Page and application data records
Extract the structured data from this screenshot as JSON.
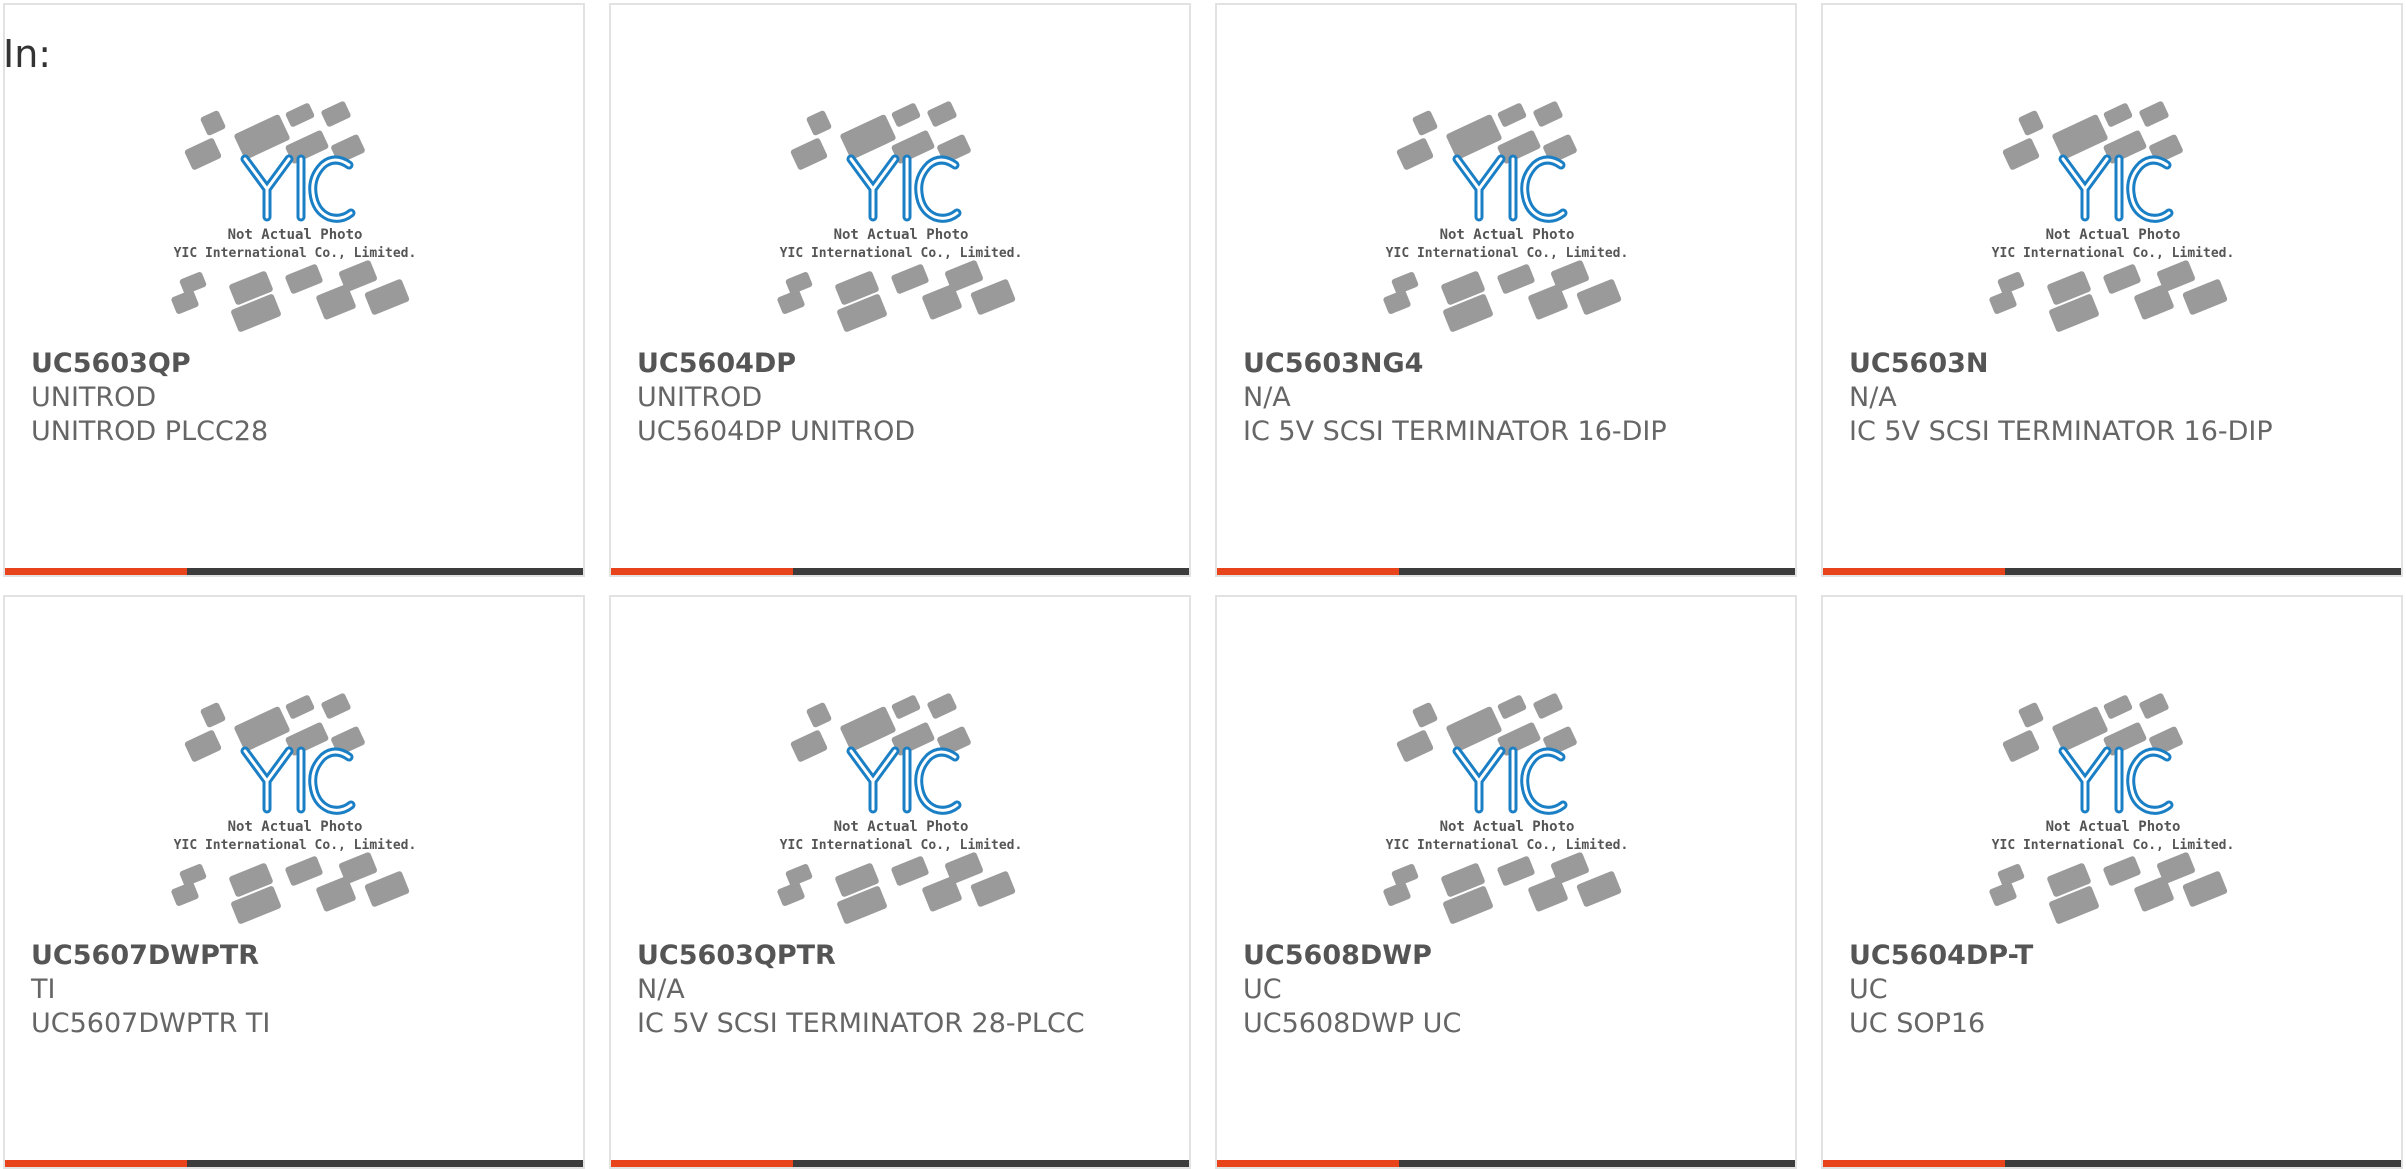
{
  "page": {
    "prefix_label": "In:"
  },
  "placeholder": {
    "line1": "Not Actual Photo",
    "line2": "YIC International Co., Limited.",
    "logo_text": "YIC"
  },
  "colors": {
    "accent": "#e8431a",
    "bar_dark": "#3c3c3c",
    "logo_blue": "#1a7fc4",
    "chip_gray": "#9a9a9a"
  },
  "products": [
    {
      "part_number": "UC5603QP",
      "manufacturer": "UNITROD",
      "description": "UNITROD PLCC28"
    },
    {
      "part_number": "UC5604DP",
      "manufacturer": "UNITROD",
      "description": "UC5604DP UNITROD"
    },
    {
      "part_number": "UC5603NG4",
      "manufacturer": "N/A",
      "description": "IC 5V SCSI TERMINATOR 16-DIP"
    },
    {
      "part_number": "UC5603N",
      "manufacturer": "N/A",
      "description": "IC 5V SCSI TERMINATOR 16-DIP"
    },
    {
      "part_number": "UC5607DWPTR",
      "manufacturer": "TI",
      "description": "UC5607DWPTR TI"
    },
    {
      "part_number": "UC5603QPTR",
      "manufacturer": "N/A",
      "description": "IC 5V SCSI TERMINATOR 28-PLCC"
    },
    {
      "part_number": "UC5608DWP",
      "manufacturer": "UC",
      "description": "UC5608DWP UC"
    },
    {
      "part_number": "UC5604DP-T",
      "manufacturer": "UC",
      "description": "UC SOP16"
    }
  ]
}
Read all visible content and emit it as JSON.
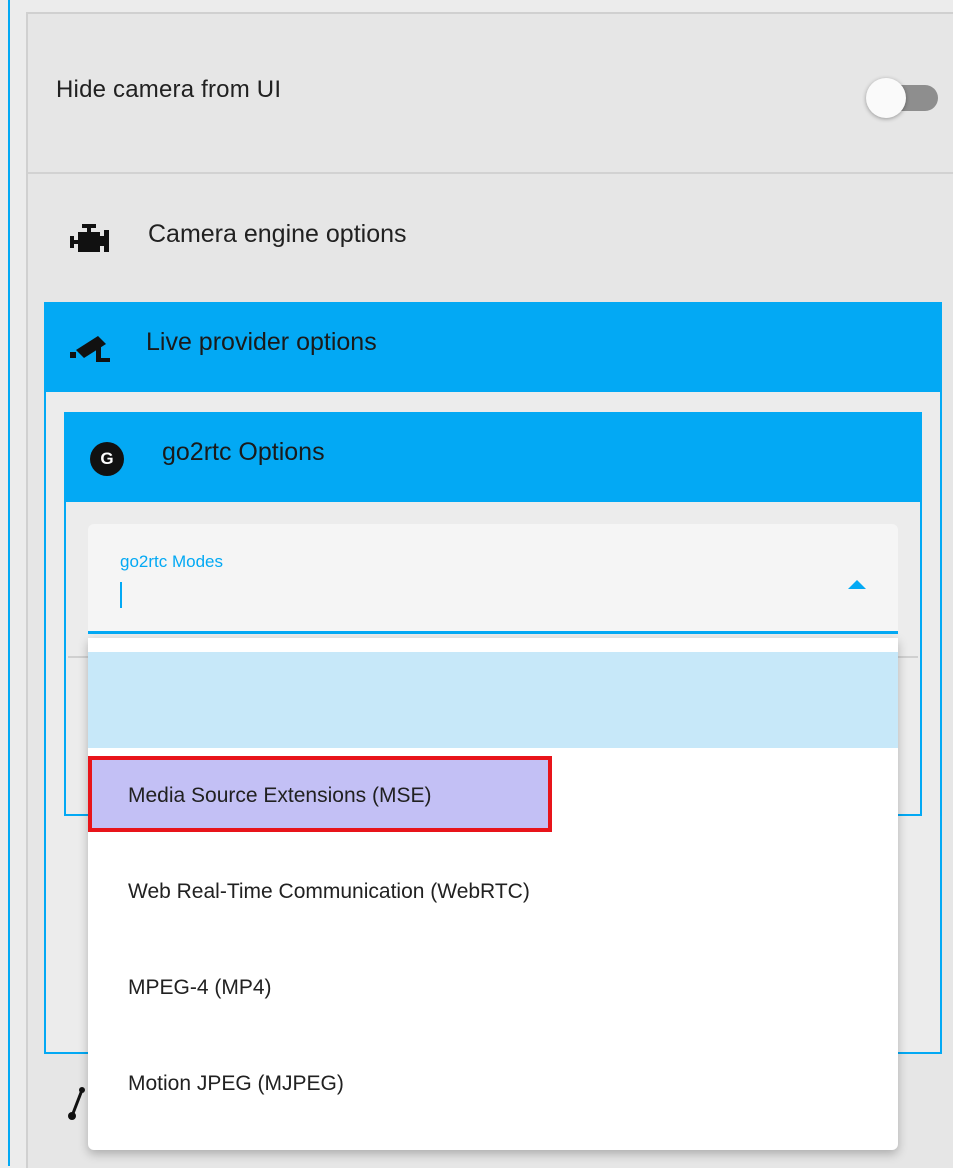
{
  "hide_camera": {
    "label": "Hide camera from UI",
    "toggle_on": false
  },
  "sections": {
    "camera_engine": {
      "label": "Camera engine options",
      "icon": "engine-icon"
    },
    "live_provider": {
      "label": "Live provider options",
      "icon": "cctv-camera-icon",
      "accent": "#03a9f4"
    },
    "go2rtc": {
      "label": "go2rtc Options",
      "icon_letter": "G"
    }
  },
  "go2rtc_modes": {
    "label": "go2rtc Modes",
    "value": "",
    "options": [
      "",
      "Media Source Extensions (MSE)",
      "Web Real-Time Communication (WebRTC)",
      "MPEG-4 (MP4)",
      "Motion JPEG (MJPEG)"
    ]
  }
}
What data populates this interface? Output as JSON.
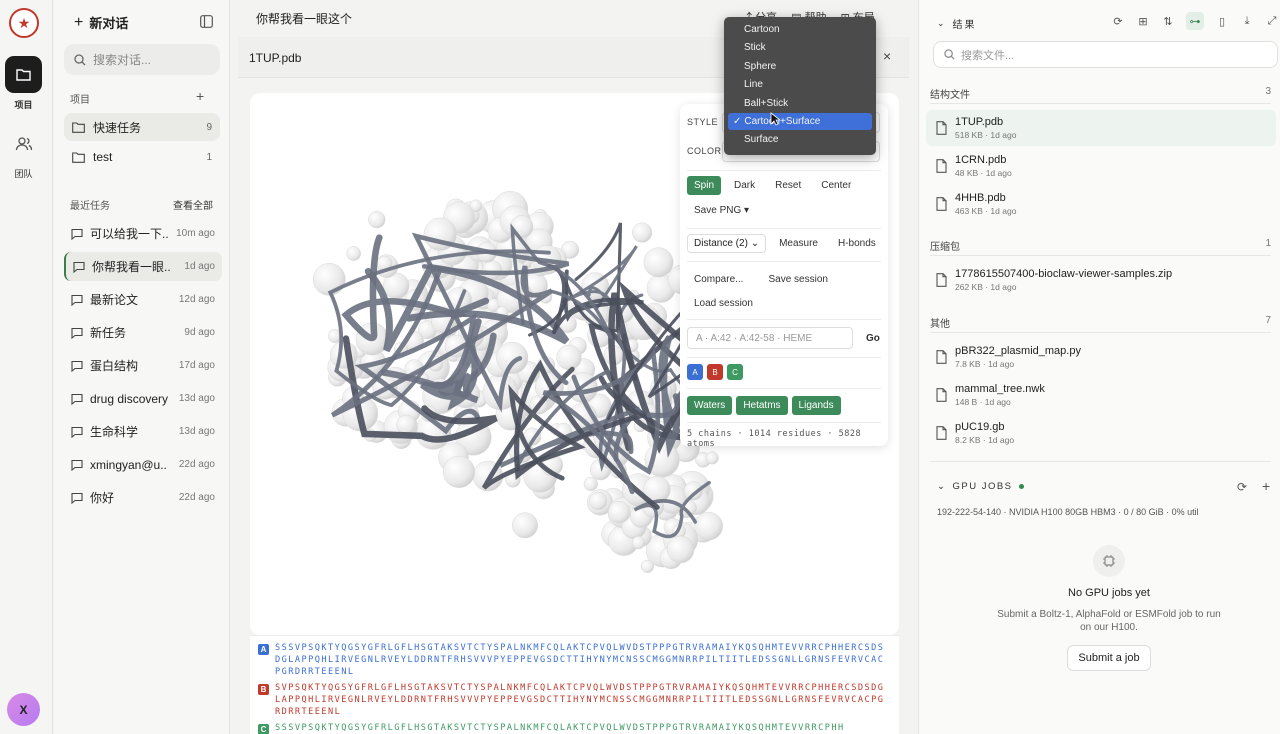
{
  "rail": {
    "logo_text": "★",
    "projects_label": "项目",
    "team_label": "团队",
    "avatar_letter": "X"
  },
  "sidebar": {
    "new_chat": "新对话",
    "search_placeholder": "搜索对话...",
    "projects_label": "项目",
    "projects": [
      {
        "name": "快速任务",
        "count": "9"
      },
      {
        "name": "test",
        "count": "1"
      }
    ],
    "recent_label": "最近任务",
    "view_all": "查看全部",
    "tasks": [
      {
        "title": "可以给我一下...",
        "ago": "10m ago"
      },
      {
        "title": "你帮我看一眼...",
        "ago": "1d ago"
      },
      {
        "title": "最新论文",
        "ago": "12d ago"
      },
      {
        "title": "新任务",
        "ago": "9d ago"
      },
      {
        "title": "蛋白结构",
        "ago": "17d ago"
      },
      {
        "title": "drug discovery",
        "ago": "13d ago"
      },
      {
        "title": "生命科学",
        "ago": "13d ago"
      },
      {
        "title": "xmingyan@u...",
        "ago": "22d ago"
      },
      {
        "title": "你好",
        "ago": "22d ago"
      }
    ]
  },
  "main": {
    "chat_title": "你帮我看一眼这个",
    "share": "分享",
    "help": "帮助",
    "layout": "布局",
    "file_name": "1TUP.pdb",
    "close": "×"
  },
  "panel": {
    "style_label": "STYLE",
    "color_label": "COLOR",
    "spin": "Spin",
    "dark": "Dark",
    "reset": "Reset",
    "center": "Center",
    "save_png": "Save PNG ▾",
    "distance": "Distance (2)",
    "measure": "Measure",
    "hbonds": "H-bonds",
    "compare": "Compare...",
    "save_session": "Save session",
    "load_session": "Load session",
    "select_placeholder": "A · A:42 · A:42-58 · HEME",
    "go": "Go",
    "chains": [
      "A",
      "B",
      "C"
    ],
    "waters": "Waters",
    "hetatms": "Hetatms",
    "ligands": "Ligands",
    "stats": "5 chains · 1014 residues · 5828 atoms"
  },
  "style_dropdown": {
    "options": [
      "Cartoon",
      "Stick",
      "Sphere",
      "Line",
      "Ball+Stick",
      "Cartoon+Surface",
      "Surface"
    ],
    "selected_mark": "✓",
    "selected": "Cartoon+Surface"
  },
  "sequences": [
    {
      "chain": "A",
      "color": "#3b6fd1",
      "text": "SSSVPSQKTYQGSYGFRLGFLHSGTAKSVTCTYSPALNKMFCQLAKTCPVQLWVDSTPPPGTRVRAMAIYKQSQHMTEVVRRCPHHERCSDSDGLAPPQHLIRVEGNLRVEYLDDRNTFRHSVVVPYEPPEVGSDCTTIHYNYMCNSSCMGGMNRRPILTIITLEDSSGNLLGRNSFEVRVCACPGRDRRTEEENL"
    },
    {
      "chain": "B",
      "color": "#c0392b",
      "text": "SVPSQKTYQGSYGFRLGFLHSGTAKSVTCTYSPALNKMFCQLAKTCPVQLWVDSTPPPGTRVRAMAIYKQSQHMTEVVRRCPHHERCSDSDGLAPPQHLIRVEGNLRVEYLDDRNTFRHSVVVPYEPPEVGSDCTTIHYNYMCNSSCMGGMNRRPILTIITLEDSSGNLLGRNSFEVRVCACPGRDRRTEEENL"
    },
    {
      "chain": "C",
      "color": "#3d9a63",
      "text": "SSSVPSQKTYQGSYGFRLGFLHSGTAKSVTCTYSPALNKMFCQLAKTCPVQLWVDSTPPPGTRVRAMAIYKQSQHMTEVVRRCPHH"
    }
  ],
  "right": {
    "header": "结果",
    "search_placeholder": "搜索文件...",
    "groups": [
      {
        "label": "结构文件",
        "count": "3",
        "files": [
          {
            "name": "1TUP.pdb",
            "meta": "518 KB · 1d ago"
          },
          {
            "name": "1CRN.pdb",
            "meta": "48 KB · 1d ago"
          },
          {
            "name": "4HHB.pdb",
            "meta": "463 KB · 1d ago"
          }
        ]
      },
      {
        "label": "压缩包",
        "count": "1",
        "files": [
          {
            "name": "1778615507400-bioclaw-viewer-samples.zip",
            "meta": "262 KB · 1d ago"
          }
        ]
      },
      {
        "label": "其他",
        "count": "7",
        "files": [
          {
            "name": "pBR322_plasmid_map.py",
            "meta": "7.8 KB · 1d ago"
          },
          {
            "name": "mammal_tree.nwk",
            "meta": "148 B · 1d ago"
          },
          {
            "name": "pUC19.gb",
            "meta": "8.2 KB · 1d ago"
          }
        ]
      }
    ],
    "gpu_title": "GPU JOBS",
    "gpu_status": "192-222-54-140 · NVIDIA H100 80GB HBM3 · 0 / 80 GiB · 0% util",
    "no_jobs": "No GPU jobs yet",
    "no_jobs_desc": "Submit a Boltz-1, AlphaFold or ESMFold job to run on our H100.",
    "submit": "Submit a job"
  },
  "colors": {
    "accent": "#3d8a5a",
    "selection": "#3f6fd8",
    "rail_active": "#1d1d1d"
  }
}
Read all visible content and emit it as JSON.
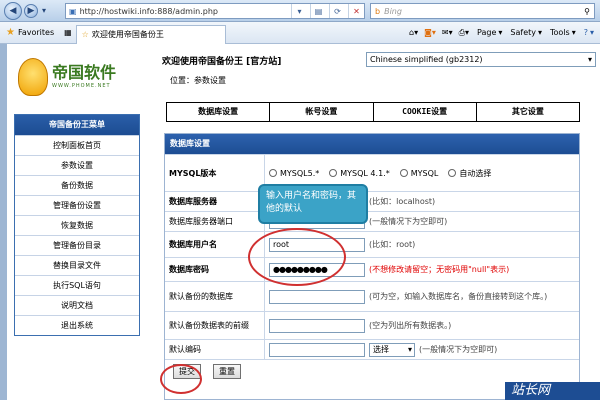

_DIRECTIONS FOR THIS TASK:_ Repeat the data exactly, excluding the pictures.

_ANSWER SPACE:_
Extract the structured data from this screenshot as JSON.
{
  "page": {
    "prefix_label": "In:"
  },
  "placeholder": {
    "line1": "Not Actual Photo",
    "line2": "YIC International Co., Limited.",
    "logo_text": "YIC"
  },
  "colors": {
    "accent": "#e8431a",
    "bar_dark": "#3c3c3c",
    "logo_blue": "#1a7fc4",
    "chip_gray": "#9a9a9a"
  },
  "products": [
    {
      "part_number": "UC5603QP",
      "manufacturer": "UNITROD",
      "description": "UNITROD PLCC28"
    },
    {
      "part_number": "UC5604DP",
      "manufacturer": "UNITROD",
      "description": "UC5604DP UNITROD"
    },
    {
      "part_number": "UC5603NG4",
      "manufacturer": "N/A",
      "description": "IC 5V SCSI TERMINATOR 16-DIP"
    },
    {
      "part_number": "UC5603N",
      "manufacturer": "N/A",
      "description": "IC 5V SCSI TERMINATOR 16-DIP"
    },
    {
      "part_number": "UC5607DWPTR",
      "manufacturer": "TI",
      "description": "UC5607DWPTR TI"
    },
    {
      "part_number": "UC5603QPTR",
      "manufacturer": "N/A",
      "description": "IC 5V SCSI TERMINATOR 28-PLCC"
    },
    {
      "part_number": "UC5608DWP",
      "manufacturer": "UC",
      "description": "UC5608DWP UC"
    },
    {
      "part_number": "UC5604DP-T",
      "manufacturer": "UC",
      "description": "UC SOP16"
    }
  ]
}
Read all visible content and emit it as JSON.
{
  "hide_camera": {
    "label": "Hide camera from UI",
    "toggle_on": false
  },
  "sections": {
    "camera_engine": {
      "label": "Camera engine options",
      "icon": "engine-icon"
    },
    "live_provider": {
      "label": "Live provider options",
      "icon": "cctv-camera-icon",
      "accent": "#03a9f4"
    },
    "go2rtc": {
      "label": "go2rtc Options",
      "icon_letter": "G"
    }
  },
  "go2rtc_modes": {
    "label": "go2rtc Modes",
    "value": "",
    "options": [
      "",
      "Media Source Extensions (MSE)",
      "Web Real-Time Communication (WebRTC)",
      "MPEG-4 (MP4)",
      "Motion JPEG (MJPEG)"
    ]
  }
}
What data populates this interface? Output as JSON.
{
  "rail": {
    "logo_text": "★",
    "projects_label": "项目",
    "team_label": "团队",
    "avatar_letter": "X"
  },
  "sidebar": {
    "new_chat": "新对话",
    "search_placeholder": "搜索对话...",
    "projects_label": "项目",
    "projects": [
      {
        "name": "快速任务",
        "count": "9"
      },
      {
        "name": "test",
        "count": "1"
      }
    ],
    "recent_label": "最近任务",
    "view_all": "查看全部",
    "tasks": [
      {
        "title": "可以给我一下...",
        "ago": "10m ago"
      },
      {
        "title": "你帮我看一眼...",
        "ago": "1d ago"
      },
      {
        "title": "最新论文",
        "ago": "12d ago"
      },
      {
        "title": "新任务",
        "ago": "9d ago"
      },
      {
        "title": "蛋白结构",
        "ago": "17d ago"
      },
      {
        "title": "drug discovery",
        "ago": "13d ago"
      },
      {
        "title": "生命科学",
        "ago": "13d ago"
      },
      {
        "title": "xmingyan@u...",
        "ago": "22d ago"
      },
      {
        "title": "你好",
        "ago": "22d ago"
      }
    ]
  },
  "main": {
    "chat_title": "你帮我看一眼这个",
    "share": "分享",
    "help": "帮助",
    "layout": "布局",
    "file_name": "1TUP.pdb",
    "close": "×"
  },
  "panel": {
    "style_label": "STYLE",
    "color_label": "COLOR",
    "spin": "Spin",
    "dark": "Dark",
    "reset": "Reset",
    "center": "Center",
    "save_png": "Save PNG ▾",
    "distance": "Distance (2)",
    "measure": "Measure",
    "hbonds": "H-bonds",
    "compare": "Compare...",
    "save_session": "Save session",
    "load_session": "Load session",
    "select_placeholder": "A · A:42 · A:42-58 · HEME",
    "go": "Go",
    "chains": [
      "A",
      "B",
      "C"
    ],
    "waters": "Waters",
    "hetatms": "Hetatms",
    "ligands": "Ligands",
    "stats": "5 chains · 1014 residues · 5828 atoms"
  },
  "style_dropdown": {
    "options": [
      "Cartoon",
      "Stick",
      "Sphere",
      "Line",
      "Ball+Stick",
      "Cartoon+Surface",
      "Surface"
    ],
    "selected_mark": "✓",
    "selected": "Cartoon+Surface"
  },
  "sequences": [
    {
      "chain": "A",
      "color": "#3b6fd1",
      "text": "SSSVPSQKTYQGSYGFRLGFLHSGTAKSVTCTYSPALNKMFCQLAKTCPVQLWVDSTPPPGTRVRAMAIYKQSQHMTEVVRRCPHHERCSDSDGLAPPQHLIRVEGNLRVEYLDDRNTFRHSVVVPYEPPEVGSDCTTIHYNYMCNSSCMGGMNRRPILTIITLEDSSGNLLGRNSFEVRVCACPGRDRRTEEENL"
    },
    {
      "chain": "B",
      "color": "#c0392b",
      "text": "SVPSQKTYQGSYGFRLGFLHSGTAKSVTCTYSPALNKMFCQLAKTCPVQLWVDSTPPPGTRVRAMAIYKQSQHMTEVVRRCPHHERCSDSDGLAPPQHLIRVEGNLRVEYLDDRNTFRHSVVVPYEPPEVGSDCTTIHYNYMCNSSCMGGMNRRPILTIITLEDSSGNLLGRNSFEVRVCACPGRDRRTEEENL"
    },
    {
      "chain": "C",
      "color": "#3d9a63",
      "text": "SSSVPSQKTYQGSYGFRLGFLHSGTAKSVTCTYSPALNKMFCQLAKTCPVQLWVDSTPPPGTRVRAMAIYKQSQHMTEVVRRCPHH"
    }
  ],
  "right": {
    "header": "结果",
    "search_placeholder": "搜索文件...",
    "groups": [
      {
        "label": "结构文件",
        "count": "3",
        "files": [
          {
            "name": "1TUP.pdb",
            "meta": "518 KB · 1d ago"
          },
          {
            "name": "1CRN.pdb",
            "meta": "48 KB · 1d ago"
          },
          {
            "name": "4HHB.pdb",
            "meta": "463 KB · 1d ago"
          }
        ]
      },
      {
        "label": "压缩包",
        "count": "1",
        "files": [
          {
            "name": "1778615507400-bioclaw-viewer-samples.zip",
            "meta": "262 KB · 1d ago"
          }
        ]
      },
      {
        "label": "其他",
        "count": "7",
        "files": [
          {
            "name": "pBR322_plasmid_map.py",
            "meta": "7.8 KB · 1d ago"
          },
          {
            "name": "mammal_tree.nwk",
            "meta": "148 B · 1d ago"
          },
          {
            "name": "pUC19.gb",
            "meta": "8.2 KB · 1d ago"
          }
        ]
      }
    ],
    "gpu_title": "GPU JOBS",
    "gpu_status": "192-222-54-140 · NVIDIA H100 80GB HBM3 · 0 / 80 GiB · 0% util",
    "no_jobs": "No GPU jobs yet",
    "no_jobs_desc": "Submit a Boltz-1, AlphaFold or ESMFold job to run on our H100.",
    "submit": "Submit a job"
  },
  "colors": {
    "accent": "#3d8a5a",
    "selection": "#3f6fd8",
    "rail_active": "#1d1d1d"
  }
}
Read all visible content and emit it as JSON.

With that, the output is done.